What is being asked: With the images left out, print every entry that follows exactly.

(Records to process begins)

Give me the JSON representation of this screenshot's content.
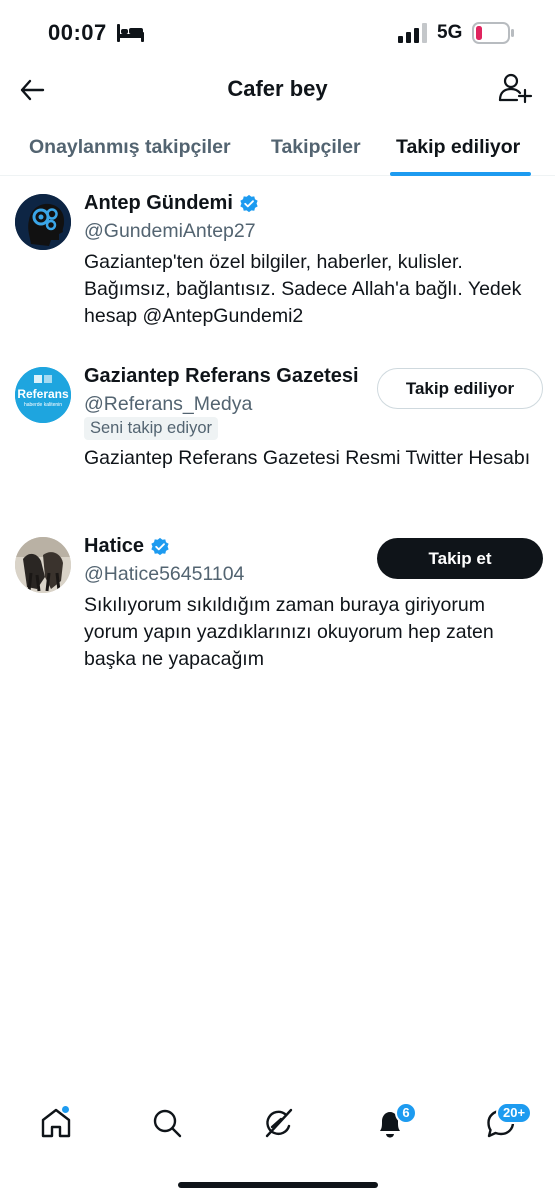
{
  "status": {
    "time": "00:07",
    "network": "5G"
  },
  "header": {
    "title": "Cafer bey"
  },
  "tabs": [
    {
      "label": "Onaylanmış takipçiler",
      "active": false
    },
    {
      "label": "Takipçiler",
      "active": false
    },
    {
      "label": "Takip ediliyor",
      "active": true
    }
  ],
  "users": [
    {
      "name": "Antep Gündemi",
      "verified": true,
      "handle": "@GundemiAntep27",
      "bio": "Gaziantep'ten özel bilgiler, haberler, kulisler. Bağımsız, bağlantısız. Sadece Allah'a bağlı. Yedek hesap @AntepGundemi2"
    },
    {
      "name": "Gaziantep Referans Gazetesi",
      "verified": false,
      "handle": "@Referans_Medya",
      "follows_you": "Seni takip ediyor",
      "button": "Takip ediliyor",
      "avatar_text": "Referans",
      "avatar_subtext": "haberde kalitenin",
      "bio": "Gaziantep Referans Gazetesi Resmi Twitter Hesabı"
    },
    {
      "name": "Hatice",
      "verified": true,
      "handle": "@Hatice56451104",
      "button": "Takip et",
      "bio": "Sıkılıyorum sıkıldığım zaman buraya giriyorum yorum yapın yazdıklarınızı okuyorum hep zaten başka ne yapacağım"
    }
  ],
  "bottom_nav": {
    "notifications_badge": "6",
    "messages_badge": "20+"
  },
  "colors": {
    "accent": "#1d9bf0",
    "text": "#0f1419",
    "secondary": "#536471",
    "battery_low": "#e0245e"
  }
}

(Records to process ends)

Output for this task:
Give me the JSON representation of this screenshot's content.
{
  "status": {
    "time": "00:07",
    "network": "5G"
  },
  "header": {
    "title": "Cafer bey"
  },
  "tabs": [
    {
      "label": "Onaylanmış takipçiler",
      "active": false
    },
    {
      "label": "Takipçiler",
      "active": false
    },
    {
      "label": "Takip ediliyor",
      "active": true
    }
  ],
  "users": [
    {
      "name": "Antep Gündemi",
      "verified": true,
      "handle": "@GundemiAntep27",
      "bio": "Gaziantep'ten özel bilgiler, haberler, kulisler. Bağımsız, bağlantısız. Sadece Allah'a bağlı. Yedek hesap @AntepGundemi2"
    },
    {
      "name": "Gaziantep Referans Gazetesi",
      "verified": false,
      "handle": "@Referans_Medya",
      "follows_you": "Seni takip ediyor",
      "button": "Takip ediliyor",
      "avatar_text": "Referans",
      "avatar_subtext": "haberde kalitenin",
      "bio": "Gaziantep Referans Gazetesi Resmi Twitter Hesabı"
    },
    {
      "name": "Hatice",
      "verified": true,
      "handle": "@Hatice56451104",
      "button": "Takip et",
      "bio": "Sıkılıyorum sıkıldığım zaman buraya giriyorum yorum yapın yazdıklarınızı okuyorum hep zaten başka ne yapacağım"
    }
  ],
  "bottom_nav": {
    "notifications_badge": "6",
    "messages_badge": "20+"
  },
  "colors": {
    "accent": "#1d9bf0",
    "text": "#0f1419",
    "secondary": "#536471",
    "battery_low": "#e0245e"
  }
}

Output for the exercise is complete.